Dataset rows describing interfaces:
--

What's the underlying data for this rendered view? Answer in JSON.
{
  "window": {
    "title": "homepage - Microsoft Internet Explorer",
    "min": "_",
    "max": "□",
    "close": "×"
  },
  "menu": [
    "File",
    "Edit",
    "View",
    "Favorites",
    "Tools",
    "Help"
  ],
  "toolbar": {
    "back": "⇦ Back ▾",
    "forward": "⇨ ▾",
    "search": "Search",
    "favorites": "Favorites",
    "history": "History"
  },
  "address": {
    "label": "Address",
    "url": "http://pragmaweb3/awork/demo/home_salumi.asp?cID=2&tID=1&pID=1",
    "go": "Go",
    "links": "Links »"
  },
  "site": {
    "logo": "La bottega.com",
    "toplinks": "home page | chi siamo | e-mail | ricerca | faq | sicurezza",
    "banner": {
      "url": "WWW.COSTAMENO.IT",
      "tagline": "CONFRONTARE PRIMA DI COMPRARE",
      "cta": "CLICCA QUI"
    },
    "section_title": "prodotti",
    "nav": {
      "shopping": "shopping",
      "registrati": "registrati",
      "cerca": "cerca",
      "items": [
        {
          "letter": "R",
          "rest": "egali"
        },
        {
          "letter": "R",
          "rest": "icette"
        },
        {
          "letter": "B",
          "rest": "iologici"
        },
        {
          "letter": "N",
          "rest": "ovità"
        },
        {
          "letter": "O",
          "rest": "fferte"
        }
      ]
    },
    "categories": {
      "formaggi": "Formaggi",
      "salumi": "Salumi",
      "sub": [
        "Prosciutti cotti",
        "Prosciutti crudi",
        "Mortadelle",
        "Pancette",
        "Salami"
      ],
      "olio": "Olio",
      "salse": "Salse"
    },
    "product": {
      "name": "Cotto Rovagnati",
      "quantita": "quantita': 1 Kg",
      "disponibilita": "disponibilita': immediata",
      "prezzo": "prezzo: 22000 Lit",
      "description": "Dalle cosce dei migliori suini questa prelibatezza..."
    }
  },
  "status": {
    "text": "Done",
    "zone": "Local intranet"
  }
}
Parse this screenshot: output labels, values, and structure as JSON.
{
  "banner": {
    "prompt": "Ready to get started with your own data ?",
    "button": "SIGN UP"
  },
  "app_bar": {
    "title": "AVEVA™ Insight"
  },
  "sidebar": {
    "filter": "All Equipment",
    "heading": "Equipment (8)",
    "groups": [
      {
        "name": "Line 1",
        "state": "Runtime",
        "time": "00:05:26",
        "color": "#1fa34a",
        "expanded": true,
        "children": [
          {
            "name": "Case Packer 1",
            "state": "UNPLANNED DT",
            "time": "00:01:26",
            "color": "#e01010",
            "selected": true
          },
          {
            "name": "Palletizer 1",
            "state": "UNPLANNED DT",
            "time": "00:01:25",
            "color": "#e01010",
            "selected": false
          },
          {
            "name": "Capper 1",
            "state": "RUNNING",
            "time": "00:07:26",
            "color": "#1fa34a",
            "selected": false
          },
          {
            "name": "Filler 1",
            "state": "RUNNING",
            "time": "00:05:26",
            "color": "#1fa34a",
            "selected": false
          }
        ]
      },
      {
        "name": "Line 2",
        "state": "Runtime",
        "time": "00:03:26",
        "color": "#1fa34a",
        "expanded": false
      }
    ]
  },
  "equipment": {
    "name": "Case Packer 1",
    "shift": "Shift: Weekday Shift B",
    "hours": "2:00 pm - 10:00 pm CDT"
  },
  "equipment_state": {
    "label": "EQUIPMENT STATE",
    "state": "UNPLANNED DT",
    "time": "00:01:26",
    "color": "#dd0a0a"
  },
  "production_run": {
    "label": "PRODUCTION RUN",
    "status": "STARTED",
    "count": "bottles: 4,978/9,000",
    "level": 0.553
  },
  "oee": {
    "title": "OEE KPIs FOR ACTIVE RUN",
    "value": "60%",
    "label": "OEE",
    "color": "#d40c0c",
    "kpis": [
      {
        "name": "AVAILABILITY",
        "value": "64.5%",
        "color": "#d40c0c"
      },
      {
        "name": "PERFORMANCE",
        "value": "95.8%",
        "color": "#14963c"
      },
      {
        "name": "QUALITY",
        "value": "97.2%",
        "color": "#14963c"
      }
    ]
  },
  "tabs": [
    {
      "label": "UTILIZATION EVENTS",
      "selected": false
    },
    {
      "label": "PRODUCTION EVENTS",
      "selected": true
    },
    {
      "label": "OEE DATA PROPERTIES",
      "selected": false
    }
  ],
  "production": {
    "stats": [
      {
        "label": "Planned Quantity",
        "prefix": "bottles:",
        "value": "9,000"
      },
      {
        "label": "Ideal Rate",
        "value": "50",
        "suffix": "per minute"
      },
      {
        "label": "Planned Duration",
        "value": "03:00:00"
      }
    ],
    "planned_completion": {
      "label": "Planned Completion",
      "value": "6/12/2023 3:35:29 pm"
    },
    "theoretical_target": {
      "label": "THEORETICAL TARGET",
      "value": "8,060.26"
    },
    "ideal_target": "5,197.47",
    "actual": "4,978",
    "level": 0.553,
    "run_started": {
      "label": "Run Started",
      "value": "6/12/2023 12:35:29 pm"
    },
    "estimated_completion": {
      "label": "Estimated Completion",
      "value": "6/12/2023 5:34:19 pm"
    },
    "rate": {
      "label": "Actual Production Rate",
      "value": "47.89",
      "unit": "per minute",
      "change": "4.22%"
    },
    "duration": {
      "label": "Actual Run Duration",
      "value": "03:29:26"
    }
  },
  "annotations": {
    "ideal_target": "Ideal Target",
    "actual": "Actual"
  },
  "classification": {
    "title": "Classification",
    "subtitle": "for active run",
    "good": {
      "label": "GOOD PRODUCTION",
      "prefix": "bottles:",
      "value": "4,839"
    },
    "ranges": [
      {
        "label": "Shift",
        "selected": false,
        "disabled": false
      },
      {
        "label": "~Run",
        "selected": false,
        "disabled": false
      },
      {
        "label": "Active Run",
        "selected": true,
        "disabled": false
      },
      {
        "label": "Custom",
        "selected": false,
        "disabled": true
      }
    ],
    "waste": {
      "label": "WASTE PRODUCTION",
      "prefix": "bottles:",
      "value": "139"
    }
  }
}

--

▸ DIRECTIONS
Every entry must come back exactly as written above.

▸ SOLUTION TO THIS PROBLEM
What's the underlying data for this rendered view? Answer in JSON.
{
  "window": {
    "title": "homepage - Microsoft Internet Explorer",
    "min": "_",
    "max": "□",
    "close": "×"
  },
  "menu": [
    "File",
    "Edit",
    "View",
    "Favorites",
    "Tools",
    "Help"
  ],
  "toolbar": {
    "back": "⇦ Back ▾",
    "forward": "⇨ ▾",
    "search": "Search",
    "favorites": "Favorites",
    "history": "History"
  },
  "address": {
    "label": "Address",
    "url": "http://pragmaweb3/awork/demo/home_salumi.asp?cID=2&tID=1&pID=1",
    "go": "Go",
    "links": "Links »"
  },
  "site": {
    "logo": "La bottega.com",
    "toplinks": "home page | chi siamo | e-mail | ricerca | faq | sicurezza",
    "banner": {
      "url": "WWW.COSTAMENO.IT",
      "tagline": "CONFRONTARE PRIMA DI COMPRARE",
      "cta": "CLICCA QUI"
    },
    "section_title": "prodotti",
    "nav": {
      "shopping": "shopping",
      "registrati": "registrati",
      "cerca": "cerca",
      "items": [
        {
          "letter": "R",
          "rest": "egali"
        },
        {
          "letter": "R",
          "rest": "icette"
        },
        {
          "letter": "B",
          "rest": "iologici"
        },
        {
          "letter": "N",
          "rest": "ovità"
        },
        {
          "letter": "O",
          "rest": "fferte"
        }
      ]
    },
    "categories": {
      "formaggi": "Formaggi",
      "salumi": "Salumi",
      "sub": [
        "Prosciutti cotti",
        "Prosciutti crudi",
        "Mortadelle",
        "Pancette",
        "Salami"
      ],
      "olio": "Olio",
      "salse": "Salse"
    },
    "product": {
      "name": "Cotto Rovagnati",
      "quantita": "quantita': 1 Kg",
      "disponibilita": "disponibilita': immediata",
      "prezzo": "prezzo: 22000 Lit",
      "description": "Dalle cosce dei migliori suini questa prelibatezza..."
    }
  },
  "status": {
    "text": "Done",
    "zone": "Local intranet"
  }
}
Parse this screenshot: output labels, values, and structure as JSON.
{
  "banner": {
    "prompt": "Ready to get started with your own data ?",
    "button": "SIGN UP"
  },
  "app_bar": {
    "title": "AVEVA™ Insight"
  },
  "sidebar": {
    "filter": "All Equipment",
    "heading": "Equipment (8)",
    "groups": [
      {
        "name": "Line 1",
        "state": "Runtime",
        "time": "00:05:26",
        "color": "#1fa34a",
        "expanded": true,
        "children": [
          {
            "name": "Case Packer 1",
            "state": "UNPLANNED DT",
            "time": "00:01:26",
            "color": "#e01010",
            "selected": true
          },
          {
            "name": "Palletizer 1",
            "state": "UNPLANNED DT",
            "time": "00:01:25",
            "color": "#e01010",
            "selected": false
          },
          {
            "name": "Capper 1",
            "state": "RUNNING",
            "time": "00:07:26",
            "color": "#1fa34a",
            "selected": false
          },
          {
            "name": "Filler 1",
            "state": "RUNNING",
            "time": "00:05:26",
            "color": "#1fa34a",
            "selected": false
          }
        ]
      },
      {
        "name": "Line 2",
        "state": "Runtime",
        "time": "00:03:26",
        "color": "#1fa34a",
        "expanded": false
      }
    ]
  },
  "equipment": {
    "name": "Case Packer 1",
    "shift": "Shift: Weekday Shift B",
    "hours": "2:00 pm - 10:00 pm CDT"
  },
  "equipment_state": {
    "label": "EQUIPMENT STATE",
    "state": "UNPLANNED DT",
    "time": "00:01:26",
    "color": "#dd0a0a"
  },
  "production_run": {
    "label": "PRODUCTION RUN",
    "status": "STARTED",
    "count": "bottles: 4,978/9,000",
    "level": 0.553
  },
  "oee": {
    "title": "OEE KPIs FOR ACTIVE RUN",
    "value": "60%",
    "label": "OEE",
    "color": "#d40c0c",
    "kpis": [
      {
        "name": "AVAILABILITY",
        "value": "64.5%",
        "color": "#d40c0c"
      },
      {
        "name": "PERFORMANCE",
        "value": "95.8%",
        "color": "#14963c"
      },
      {
        "name": "QUALITY",
        "value": "97.2%",
        "color": "#14963c"
      }
    ]
  },
  "tabs": [
    {
      "label": "UTILIZATION EVENTS",
      "selected": false
    },
    {
      "label": "PRODUCTION EVENTS",
      "selected": true
    },
    {
      "label": "OEE DATA PROPERTIES",
      "selected": false
    }
  ],
  "production": {
    "stats": [
      {
        "label": "Planned Quantity",
        "prefix": "bottles:",
        "value": "9,000"
      },
      {
        "label": "Ideal Rate",
        "value": "50",
        "suffix": "per minute"
      },
      {
        "label": "Planned Duration",
        "value": "03:00:00"
      }
    ],
    "planned_completion": {
      "label": "Planned Completion",
      "value": "6/12/2023 3:35:29 pm"
    },
    "theoretical_target": {
      "label": "THEORETICAL TARGET",
      "value": "8,060.26"
    },
    "ideal_target": "5,197.47",
    "actual": "4,978",
    "level": 0.553,
    "run_started": {
      "label": "Run Started",
      "value": "6/12/2023 12:35:29 pm"
    },
    "estimated_completion": {
      "label": "Estimated Completion",
      "value": "6/12/2023 5:34:19 pm"
    },
    "rate": {
      "label": "Actual Production Rate",
      "value": "47.89",
      "unit": "per minute",
      "change": "4.22%"
    },
    "duration": {
      "label": "Actual Run Duration",
      "value": "03:29:26"
    }
  },
  "annotations": {
    "ideal_target": "Ideal Target",
    "actual": "Actual"
  },
  "classification": {
    "title": "Classification",
    "subtitle": "for active run",
    "good": {
      "label": "GOOD PRODUCTION",
      "prefix": "bottles:",
      "value": "4,839"
    },
    "ranges": [
      {
        "label": "Shift",
        "selected": false,
        "disabled": false
      },
      {
        "label": "~Run",
        "selected": false,
        "disabled": false
      },
      {
        "label": "Active Run",
        "selected": true,
        "disabled": false
      },
      {
        "label": "Custom",
        "selected": false,
        "disabled": true
      }
    ],
    "waste": {
      "label": "WASTE PRODUCTION",
      "prefix": "bottles:",
      "value": "139"
    }
  }
}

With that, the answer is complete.